When I wrote ‘Second Chance’ it was in truth a cathartic exercise. I asked myself ‘Did this actually happen to me?’ From wellness to illness and then to be given a reprieve takes some thinking about. Especially when I consider people who become ill and do not win the battle for life, I often asked why I was the one who survived and there were others who did not.
It is an interesting thought. We all lose friends and family, it is inevitable. At the time there are feelings of injustice, why him? Why her? Then we have to reconcile the loss, for some this seems to be an impossible task. It is the process of life and by accepting not fighting this inevitability we become more able to work through these difficult moments.
When I faced the almost inevitable conclusion that I was going to die. I looked at my family, friends and those unknown humans that passed by and realised that it was possible that these incredible connections would soon be closed to my eyes and ears. This is a dark and lonely place. This feeling of separation, it is like the connecting gap between your own being and theirs is widening.
The most difficult month was the December before my transplant. I had previously received two calls to go to the hospital as there were lungs available for transplant and on both these occasions it was decided by the team the transplant was not going to happen.
So I entered the darkest hour, the silent and reflective moments before the dawn. In this darkness I thought of the fact there had been two potential transplants and what possibility for a third? The odds were against me and, of course I was as always fully aware that a tragedy would have to occur for me to have a second chance.
In all probability I was not going to make it. My health was slipping and the equation was against me. You have to be fit enough to undergo the surgery and being as ill as I was the balance of possibility was quickly becoming weighted against me. If you wish to know what a condemned man is thinking in his final hours ask me, for I believe I know. It is a reflection upon all that has been before, the rights, the wrongs, the sadness and more than anything the happiness. It is the great moment of life which see you through. The poor moments are the ones which make you angry! The lesson learnt here has never left me and it makes me enjoy my life to the full, every second, minute and hour. Waste not one, because in the time you look back you will discover the moments you have wasted, arguing, fighting, making the wrong choices will be the ones that make your perspective of life change, and for many there is no possibility to make amends.
In this silence, darkness and despondency I realised that we have to go into deep and fearful depressions. We have to enter a place in the mind where our fears overwhelm our hopes. It is to me like the athlete who has two miles to go on his training route. All of his friends are enjoying their lives, eating what they like, neglecting their bodies and the runner is in the rain, the evening is setting in, its has been a hard day at work and here he is, alone, running and hurting, in training for a race that he may not win.
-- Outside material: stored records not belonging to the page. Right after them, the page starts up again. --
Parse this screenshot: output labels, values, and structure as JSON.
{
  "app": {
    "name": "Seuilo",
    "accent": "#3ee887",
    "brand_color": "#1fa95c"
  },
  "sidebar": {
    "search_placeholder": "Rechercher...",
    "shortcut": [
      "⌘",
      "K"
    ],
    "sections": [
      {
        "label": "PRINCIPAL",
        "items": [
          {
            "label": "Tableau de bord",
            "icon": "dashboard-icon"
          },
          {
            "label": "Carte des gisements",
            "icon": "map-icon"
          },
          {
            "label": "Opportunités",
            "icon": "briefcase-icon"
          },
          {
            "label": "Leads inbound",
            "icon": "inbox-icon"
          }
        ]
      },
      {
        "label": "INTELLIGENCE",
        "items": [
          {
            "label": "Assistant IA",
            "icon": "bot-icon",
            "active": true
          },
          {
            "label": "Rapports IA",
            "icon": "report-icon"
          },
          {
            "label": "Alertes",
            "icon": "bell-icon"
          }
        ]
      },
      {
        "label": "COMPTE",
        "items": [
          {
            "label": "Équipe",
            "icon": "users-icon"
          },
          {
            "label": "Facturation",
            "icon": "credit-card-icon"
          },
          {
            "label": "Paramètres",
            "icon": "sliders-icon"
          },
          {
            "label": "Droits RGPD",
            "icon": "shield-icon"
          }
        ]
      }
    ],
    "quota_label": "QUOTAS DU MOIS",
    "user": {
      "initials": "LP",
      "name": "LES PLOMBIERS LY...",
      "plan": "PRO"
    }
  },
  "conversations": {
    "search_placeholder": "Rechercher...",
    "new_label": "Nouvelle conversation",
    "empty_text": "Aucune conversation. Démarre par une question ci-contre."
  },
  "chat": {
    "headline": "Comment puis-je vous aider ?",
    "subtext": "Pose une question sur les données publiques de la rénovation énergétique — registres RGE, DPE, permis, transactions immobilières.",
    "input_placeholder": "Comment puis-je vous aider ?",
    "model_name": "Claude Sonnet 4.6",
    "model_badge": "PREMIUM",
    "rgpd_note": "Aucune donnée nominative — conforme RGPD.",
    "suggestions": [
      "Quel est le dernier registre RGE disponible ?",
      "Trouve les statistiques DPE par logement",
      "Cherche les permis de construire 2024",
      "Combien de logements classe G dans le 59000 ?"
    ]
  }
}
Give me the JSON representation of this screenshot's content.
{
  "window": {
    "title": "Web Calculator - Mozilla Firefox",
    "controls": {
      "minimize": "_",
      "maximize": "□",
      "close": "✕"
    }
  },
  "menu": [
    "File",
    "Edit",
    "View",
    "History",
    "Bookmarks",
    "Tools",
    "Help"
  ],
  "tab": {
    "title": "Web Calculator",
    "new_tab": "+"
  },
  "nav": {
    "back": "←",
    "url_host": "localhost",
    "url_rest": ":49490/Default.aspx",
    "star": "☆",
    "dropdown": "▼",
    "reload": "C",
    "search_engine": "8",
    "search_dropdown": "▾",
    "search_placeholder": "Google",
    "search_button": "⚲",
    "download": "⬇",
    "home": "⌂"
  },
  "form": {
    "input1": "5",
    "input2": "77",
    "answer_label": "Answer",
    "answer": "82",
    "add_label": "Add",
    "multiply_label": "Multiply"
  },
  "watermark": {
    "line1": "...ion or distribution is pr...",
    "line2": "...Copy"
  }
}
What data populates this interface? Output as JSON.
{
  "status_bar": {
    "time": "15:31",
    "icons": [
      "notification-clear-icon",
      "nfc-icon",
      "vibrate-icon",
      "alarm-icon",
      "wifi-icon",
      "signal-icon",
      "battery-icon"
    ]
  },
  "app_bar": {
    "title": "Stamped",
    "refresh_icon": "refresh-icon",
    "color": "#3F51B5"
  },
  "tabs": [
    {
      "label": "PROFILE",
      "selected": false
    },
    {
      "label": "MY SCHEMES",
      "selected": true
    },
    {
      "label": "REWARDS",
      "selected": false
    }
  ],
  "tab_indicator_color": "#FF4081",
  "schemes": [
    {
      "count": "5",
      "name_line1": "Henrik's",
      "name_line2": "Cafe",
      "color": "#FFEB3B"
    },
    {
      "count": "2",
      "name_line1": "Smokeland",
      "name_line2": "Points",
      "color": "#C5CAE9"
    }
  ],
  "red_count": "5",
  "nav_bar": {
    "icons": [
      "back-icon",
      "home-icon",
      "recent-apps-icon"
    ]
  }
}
In my darkness there were guiding lights. Carol, my family and friends. They are the like stars in the sky navigators use. They draw you back, calm you down, pull you out of the darkness. I am certain we become stronger, more understanding when returning from the stillness of fear. Especially if we do not fight it, go with it see where it takes you. Strange thing is, fear becomes tired with those who do not fight it.
If you look back in life, see the good. Your inner bing knows all about the difficulties. Realise that to enter situations where anger or frustration is the outcome are wasteful of your life. Do not make excuses, move on, love what you have do not concern yourself with things you can do nothing about. I can write, not from a place of speculation, I can write from a place of certainty that happiness and love truly are the precious jewels. No diamond sparkles like life. No wealth can cure death. If you take one lesson from me today it is this. Enjoy your life and I mean life, breath, the world around you. Take advantage of what I experienced. Yes, it was difficult but I know this much, in your darkest hour, you are becoming stronger, not weaker. Night turns to day we continue our journey. Always give yourself a Second Chance.
If you click on the link to my book at the bottom of this page, you will be able to read the reviews. They humble me and give me an incredible feeling of well-being. Thank you all for downloading and reading my book. For those of you who want the paperback, please email me with your information and I will inform you when it is available. If you have any questions about fear or how to live with serious illness email me and it is possible I that I will post the answer on this WordPress site.
Live Well – Campbell